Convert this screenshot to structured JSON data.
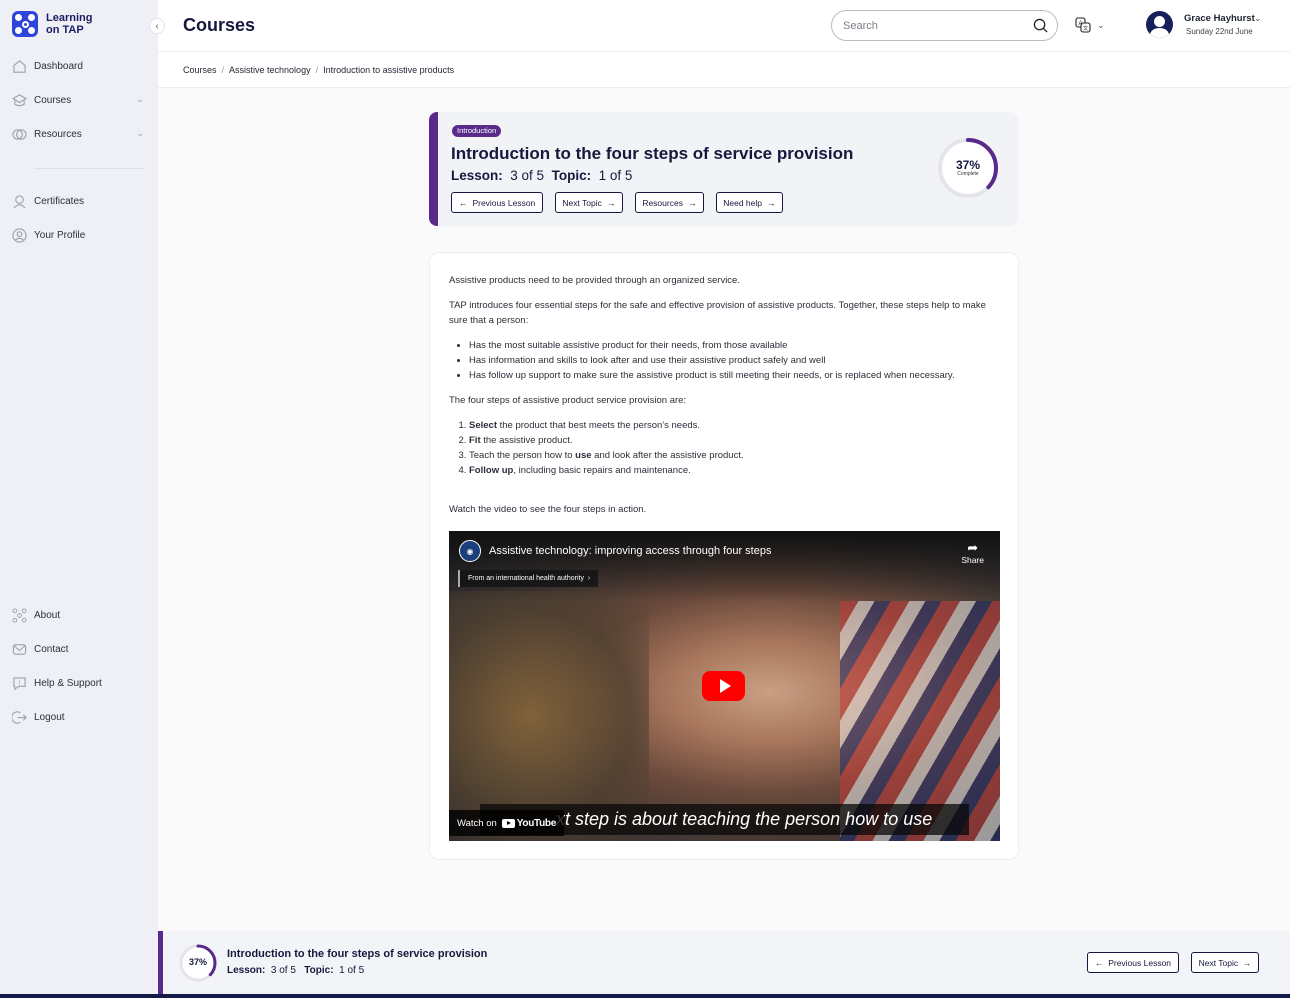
{
  "app": {
    "logo_line1": "Learning",
    "logo_line2": "on TAP",
    "brand_color": "#2f44d8",
    "accent_color": "#5a2a8a"
  },
  "sidebar": {
    "collapse_icon": "chevron-left-icon",
    "items": [
      {
        "label": "Dashboard",
        "icon": "dashboard-icon"
      },
      {
        "label": "Courses",
        "icon": "courses-icon",
        "has_chevron": true
      },
      {
        "label": "Resources",
        "icon": "resources-icon",
        "has_chevron": true
      },
      {
        "label": "Certificates",
        "icon": "certificate-icon"
      },
      {
        "label": "Your Profile",
        "icon": "profile-icon"
      },
      {
        "label": "About",
        "icon": "about-icon"
      },
      {
        "label": "Contact",
        "icon": "contact-icon"
      },
      {
        "label": "Help & Support",
        "icon": "help-icon"
      },
      {
        "label": "Logout",
        "icon": "logout-icon"
      }
    ]
  },
  "header": {
    "title": "Courses",
    "search_placeholder": "Search",
    "user_name": "Grace Hayhurst",
    "user_date": "Sunday 22nd June"
  },
  "breadcrumb": [
    "Courses",
    "Assistive technology",
    "Introduction to assistive products"
  ],
  "lesson": {
    "badge": "Introduction",
    "title": "Introduction to the four steps of service provision",
    "lesson_label": "Lesson:",
    "lesson_value": "3 of 5",
    "topic_label": "Topic:",
    "topic_value": "1 of 5",
    "progress_percent": 37,
    "progress_label": "37%",
    "progress_sub": "Complete",
    "buttons": {
      "previous": "Previous Lesson",
      "next": "Next Topic",
      "resources": "Resources",
      "help": "Need help"
    }
  },
  "content": {
    "p1": "Assistive products need to be provided through an organized service.",
    "p2": "TAP introduces four essential steps for the safe and effective provision of assistive products. Together, these steps help to make sure that a person:",
    "bullets": [
      "Has the most suitable assistive product for their needs, from those available",
      "Has information and skills to look after and use their assistive product safely and well",
      "Has follow up support to make sure the assistive product is still meeting their needs, or is replaced when necessary."
    ],
    "p3": "The four steps of assistive product service provision are:",
    "steps": [
      {
        "pre": "",
        "bold": "Select",
        "post": " the product that best meets the person's needs."
      },
      {
        "pre": "",
        "bold": "Fit",
        "post": " the assistive product."
      },
      {
        "pre": "Teach the person how to ",
        "bold": "use",
        "post": " and look after the assistive product."
      },
      {
        "pre": "",
        "bold": "Follow up",
        "post": ", including basic repairs and maintenance."
      }
    ],
    "p4": "Watch the video to see the four steps in action."
  },
  "video": {
    "title": "Assistive technology: improving access through four steps",
    "share_label": "Share",
    "authority_label": "From an international health authority",
    "caption": "xt step is about teaching the person how to use",
    "watch_on": "Watch on",
    "youtube": "YouTube"
  },
  "footer": {
    "title": "Introduction to the four steps of service provision",
    "lesson_label": "Lesson:",
    "lesson_value": "3 of 5",
    "topic_label": "Topic:",
    "topic_value": "1 of 5",
    "progress_label": "37%",
    "prev_label": "Previous Lesson",
    "next_label": "Next Topic"
  }
}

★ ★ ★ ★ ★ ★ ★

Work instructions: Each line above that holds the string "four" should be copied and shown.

Answer for this exercise:
    "title": "Introduction to the four steps of service provision",
    "p2": "TAP introduces four essential steps for the safe and effective provision of assistive products. Together, these steps help to make sure that a person:",
    "p3": "The four steps of assistive product service provision are:",
    "p4": "Watch the video to see the four steps in action."
    "title": "Assistive technology: improving access through four steps",
    "title": "Introduction to the four steps of service provision",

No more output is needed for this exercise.